Great things are happening on the Isle of Wight a new species

of pterosaur is about to be announced.

After a dedication of some twenty years Mr J Winch from the island has hit gold!! We all dream that one day all the years of fossil hunting will be rewarded with a one of a kind discovery and the opportunity to name your find, however on this occasion Dave Martell named the new pterosaur. The fossils have been inspected by Dr D Martell and it could well be new to the UK. A paper on these findings will shortly be published!! (Cretaceous Research) The Big Dig has covered part of the history behind the find.

The Cretaceous scene

The Pterosaur was probably washed into a pocket where debris, such as plant material ,had collected from a river. Due to the size of the bones found and their delicate composition the river was either tidal or slow flowing. The bones have not been distressed or rolled from constant movement and do not reveal rounded edges. Teeth were not found in their sockets or around the specimen in situation,the socket sizes indicate that the teeth would have been 2-3 inches high including the root base had they been present however they were probably washed out and away from the specimen during its' relocation.

View the wing finger bone.

We can reveal that a shark was found next to the specimen, it is known to have been a fresh water shark. Further investigations also revealed lots of unios, which are fresh water muscles. Given these additional findings we can safely assume this was the site of a river or marsh land.

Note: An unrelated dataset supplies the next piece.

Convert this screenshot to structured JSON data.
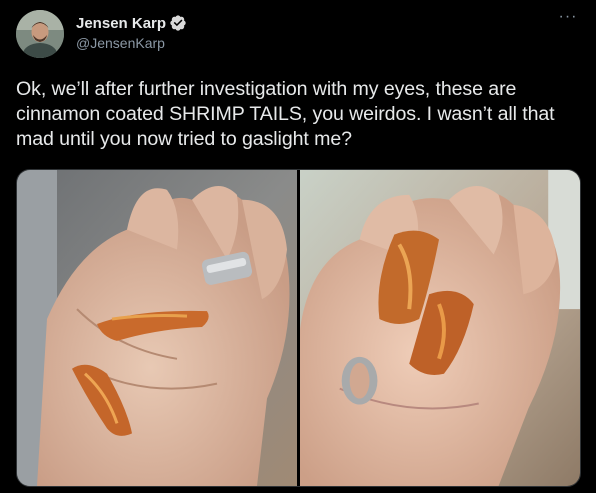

The pterosaur may have been skimming the water for fish or wading.There is evidence along the beach of footprints we can assume the ground was wet at the time of the prints being left, perhaps the banks of a river or boggy marshland. Therefore it could be suggested that this was a feeding area or even a crossing place for the surrounding inhabitants aswell.

View the quadrate bone

With so much traffic around we could even suggest that this was a popular site for pterosaurs and in a bid for the territory our pterosaur may have been killed, perhaps during an aerobatic fight only to fall to an inevitable death and sink into the marsh land. Only later to be deposited by a freak flood in a pocket of water and mud as the water dropped and sediment covered it. This would explain why there are missing elements to the full skeleton.